by Jim Bates
English Breakfast Tea
Swing dancing night at the Long Lake Retirement Home. "It don't mean a thing if it ain't got that swing," sang the singer. Jerry could dig it as he sat off to the side in the community room, watching. One of the orderlies had a boom box set up on a card table and was playing dance music from the thirties and forties. It was the best. In his memory Jerry could picture a long ago nightclub filled with sweaty bodies dancing up a storm, cigarette smoke swirling and the band wailing to the big beat of the drums and the thumping rhythm of the standup bass. He tried to contain himself but he couldn't.
When the next song started he turned to his wife. "Let's go cut the rug, Alice," he said, standing up and reaching for her. "Let's get on that dance floor and show them how it's done."
He grinned as she took his hand and stood with him, smiling. How wonderful she looked tonight, she in her blue and white checked poodle dress, looking like she was born for this, jitterbugging and jiving with him.

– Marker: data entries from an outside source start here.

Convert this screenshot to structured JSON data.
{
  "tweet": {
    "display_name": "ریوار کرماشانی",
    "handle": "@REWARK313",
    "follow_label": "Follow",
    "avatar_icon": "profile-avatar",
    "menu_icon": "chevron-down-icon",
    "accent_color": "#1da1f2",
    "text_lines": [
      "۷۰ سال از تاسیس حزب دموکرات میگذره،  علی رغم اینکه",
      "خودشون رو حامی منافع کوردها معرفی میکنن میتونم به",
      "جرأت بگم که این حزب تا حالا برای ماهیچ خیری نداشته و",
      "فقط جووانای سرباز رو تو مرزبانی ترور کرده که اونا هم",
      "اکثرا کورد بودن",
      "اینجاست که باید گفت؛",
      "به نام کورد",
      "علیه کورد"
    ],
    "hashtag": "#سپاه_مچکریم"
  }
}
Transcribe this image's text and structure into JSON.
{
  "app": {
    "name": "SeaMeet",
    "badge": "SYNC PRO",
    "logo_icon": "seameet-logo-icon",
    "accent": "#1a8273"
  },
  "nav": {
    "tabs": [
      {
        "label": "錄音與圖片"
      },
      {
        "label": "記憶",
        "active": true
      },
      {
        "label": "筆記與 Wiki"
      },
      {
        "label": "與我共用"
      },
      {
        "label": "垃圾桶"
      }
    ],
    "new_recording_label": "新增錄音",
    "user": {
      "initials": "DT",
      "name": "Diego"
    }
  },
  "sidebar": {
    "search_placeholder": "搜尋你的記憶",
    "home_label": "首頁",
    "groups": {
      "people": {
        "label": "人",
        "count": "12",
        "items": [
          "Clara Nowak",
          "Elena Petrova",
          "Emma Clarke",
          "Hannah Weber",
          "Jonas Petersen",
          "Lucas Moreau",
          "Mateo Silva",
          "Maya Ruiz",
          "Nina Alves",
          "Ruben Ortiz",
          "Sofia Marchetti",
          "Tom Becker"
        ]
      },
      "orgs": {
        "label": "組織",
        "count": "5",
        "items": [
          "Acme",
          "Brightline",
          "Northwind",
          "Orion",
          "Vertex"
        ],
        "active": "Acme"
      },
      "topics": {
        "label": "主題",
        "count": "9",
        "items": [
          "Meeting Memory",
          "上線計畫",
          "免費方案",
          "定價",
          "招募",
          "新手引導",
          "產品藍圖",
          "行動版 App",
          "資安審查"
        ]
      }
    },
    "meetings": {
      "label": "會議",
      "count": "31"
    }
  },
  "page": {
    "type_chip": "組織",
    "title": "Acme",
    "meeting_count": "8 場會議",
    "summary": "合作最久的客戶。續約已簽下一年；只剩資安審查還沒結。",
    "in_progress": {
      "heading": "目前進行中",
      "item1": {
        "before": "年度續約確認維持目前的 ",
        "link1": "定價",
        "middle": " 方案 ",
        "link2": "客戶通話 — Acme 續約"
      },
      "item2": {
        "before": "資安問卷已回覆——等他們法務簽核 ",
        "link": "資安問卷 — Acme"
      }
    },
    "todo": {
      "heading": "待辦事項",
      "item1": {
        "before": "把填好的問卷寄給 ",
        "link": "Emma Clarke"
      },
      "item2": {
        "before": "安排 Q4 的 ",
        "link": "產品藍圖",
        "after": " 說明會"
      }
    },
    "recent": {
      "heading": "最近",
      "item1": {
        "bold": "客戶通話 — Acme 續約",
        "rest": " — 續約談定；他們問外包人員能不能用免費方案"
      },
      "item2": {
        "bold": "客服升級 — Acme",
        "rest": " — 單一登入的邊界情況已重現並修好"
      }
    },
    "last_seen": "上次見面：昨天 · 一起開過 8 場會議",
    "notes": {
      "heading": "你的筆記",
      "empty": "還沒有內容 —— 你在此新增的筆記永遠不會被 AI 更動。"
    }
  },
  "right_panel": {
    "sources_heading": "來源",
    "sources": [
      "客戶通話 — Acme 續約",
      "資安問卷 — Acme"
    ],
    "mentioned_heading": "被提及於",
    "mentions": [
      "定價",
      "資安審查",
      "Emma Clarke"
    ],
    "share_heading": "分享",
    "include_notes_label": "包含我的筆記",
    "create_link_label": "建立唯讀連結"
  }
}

Swing dancing. What a lucky man he was. He smiled, thinking this must be what heaven was like.
With Alice by his side, Jerry hurried out to the floor ready to dance like there was no tomorrow, ignoring the fact that it'd been fifteen years since Alice had been with him. Fifteen years, since she'd passed away from a valiant battle with cancer. But tonight that was all forgotten.

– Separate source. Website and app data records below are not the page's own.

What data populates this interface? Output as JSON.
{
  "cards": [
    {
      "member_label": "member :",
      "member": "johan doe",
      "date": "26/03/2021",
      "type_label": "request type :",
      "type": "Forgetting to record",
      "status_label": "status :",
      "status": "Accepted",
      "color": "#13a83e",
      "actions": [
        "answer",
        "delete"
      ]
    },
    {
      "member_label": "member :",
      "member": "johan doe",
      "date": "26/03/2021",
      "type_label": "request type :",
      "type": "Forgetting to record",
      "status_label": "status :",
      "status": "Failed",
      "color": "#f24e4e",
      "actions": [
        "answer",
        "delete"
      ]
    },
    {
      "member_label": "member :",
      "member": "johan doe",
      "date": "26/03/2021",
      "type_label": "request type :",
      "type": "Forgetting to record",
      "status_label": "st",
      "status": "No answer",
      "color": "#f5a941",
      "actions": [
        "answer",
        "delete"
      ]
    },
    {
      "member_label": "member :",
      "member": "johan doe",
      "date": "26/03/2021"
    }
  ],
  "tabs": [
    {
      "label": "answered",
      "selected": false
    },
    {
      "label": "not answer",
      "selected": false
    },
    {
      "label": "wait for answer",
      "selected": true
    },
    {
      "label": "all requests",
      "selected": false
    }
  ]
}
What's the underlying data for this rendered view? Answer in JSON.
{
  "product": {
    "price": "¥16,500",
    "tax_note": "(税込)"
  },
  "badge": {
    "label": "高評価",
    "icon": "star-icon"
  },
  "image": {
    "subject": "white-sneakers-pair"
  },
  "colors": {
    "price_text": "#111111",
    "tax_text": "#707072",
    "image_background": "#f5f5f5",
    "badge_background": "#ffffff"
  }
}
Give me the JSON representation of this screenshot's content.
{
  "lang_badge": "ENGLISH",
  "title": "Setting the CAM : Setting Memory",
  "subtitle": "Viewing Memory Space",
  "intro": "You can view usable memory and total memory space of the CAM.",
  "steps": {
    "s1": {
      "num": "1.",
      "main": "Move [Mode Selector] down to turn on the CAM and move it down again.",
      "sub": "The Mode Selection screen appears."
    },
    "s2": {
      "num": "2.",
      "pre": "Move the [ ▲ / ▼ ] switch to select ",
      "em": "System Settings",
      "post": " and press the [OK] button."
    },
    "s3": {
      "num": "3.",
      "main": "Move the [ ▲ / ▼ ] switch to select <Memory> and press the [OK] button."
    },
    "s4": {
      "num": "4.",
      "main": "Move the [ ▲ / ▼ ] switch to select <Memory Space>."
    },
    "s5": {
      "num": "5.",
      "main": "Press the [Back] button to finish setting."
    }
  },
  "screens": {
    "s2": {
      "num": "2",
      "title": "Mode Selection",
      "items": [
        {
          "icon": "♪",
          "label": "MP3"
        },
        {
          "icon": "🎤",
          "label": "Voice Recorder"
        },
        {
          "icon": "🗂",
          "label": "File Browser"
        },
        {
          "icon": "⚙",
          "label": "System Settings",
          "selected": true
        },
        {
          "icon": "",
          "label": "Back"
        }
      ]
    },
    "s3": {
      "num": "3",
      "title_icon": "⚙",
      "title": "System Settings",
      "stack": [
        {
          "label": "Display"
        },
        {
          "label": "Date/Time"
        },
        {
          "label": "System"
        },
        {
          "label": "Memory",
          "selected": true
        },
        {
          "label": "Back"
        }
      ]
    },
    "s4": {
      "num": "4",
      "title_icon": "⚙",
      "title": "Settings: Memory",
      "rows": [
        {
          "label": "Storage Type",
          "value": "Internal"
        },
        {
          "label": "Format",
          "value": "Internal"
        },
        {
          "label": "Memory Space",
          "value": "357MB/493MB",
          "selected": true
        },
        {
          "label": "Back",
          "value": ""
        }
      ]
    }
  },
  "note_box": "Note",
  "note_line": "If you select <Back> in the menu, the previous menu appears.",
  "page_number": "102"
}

The crowd watched awestruck as Jerry pivoted onto the floor and began jiving to "In The Mood," by Glenn Miller, dancing up a storm, a smile as wide as the key board of a piano, as energetic as the wailing of a saxophone. They watched him there on the floor, lost in his memory of those long ago days, swing dancing across the floor with Alice, the love of his life, together again the way it should be, never wanting the music to end.

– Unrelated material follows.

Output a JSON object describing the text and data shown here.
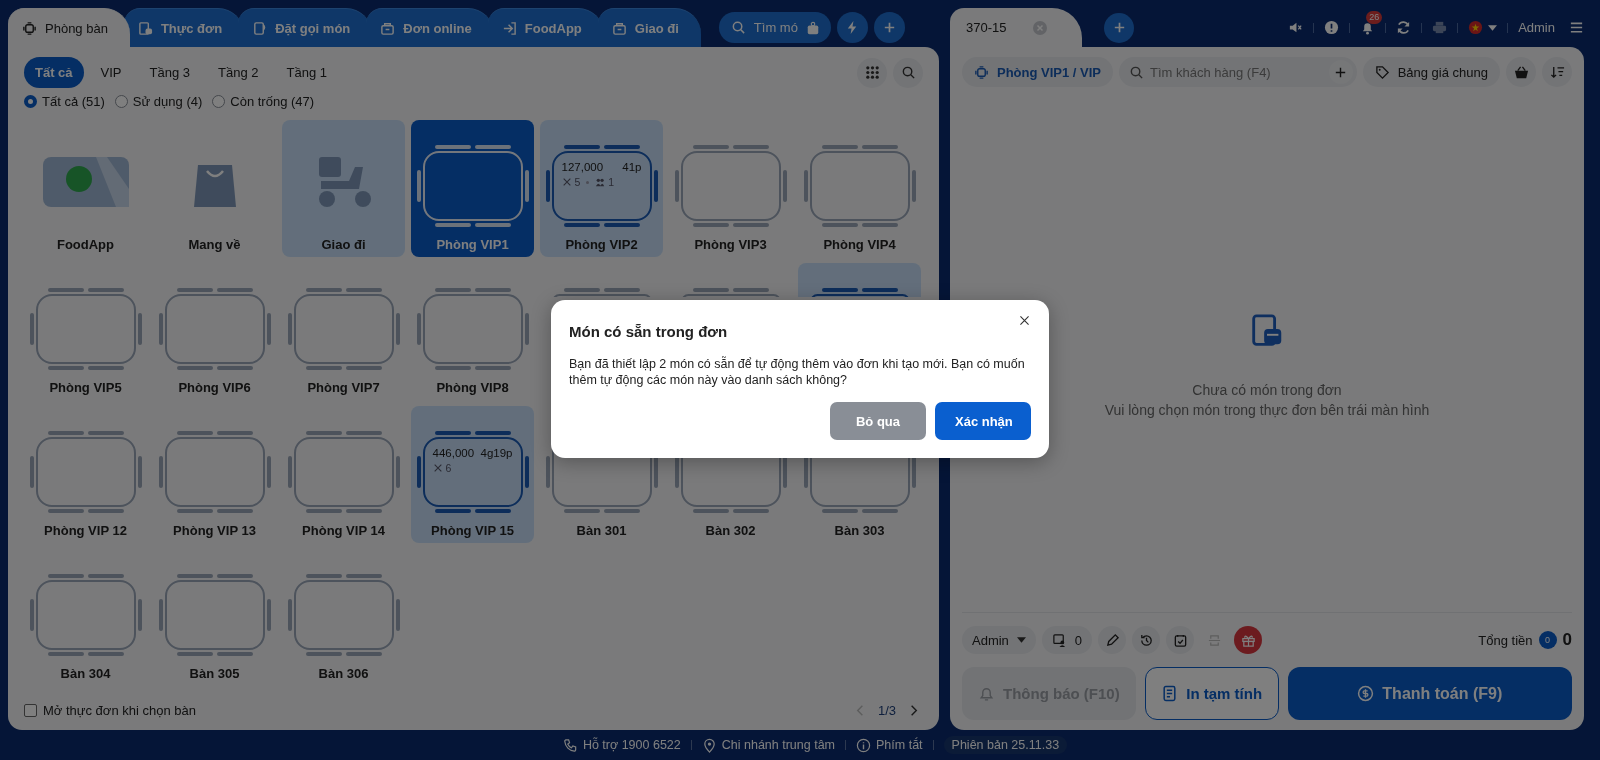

About the author
Jim lives in a small town twenty miles west of Minneapolis, Minnesota. He grew up on the jazz and swing music his parents loved. He even played trombone in his junior high school band, much to everyone's chagrin. His stories have appeared in CafeLit, The Writers' Cafe Magazine, A Million Ways, Cabinet of Heed, Paragraph Planet, Mused - The BellaOnline Literary Review, Nailpolish Stories, Ariel Chart, Potato Soup Journal and The Drabble. You can also check out his blog to see more: www.theviewfromlonglake.wordpress.com.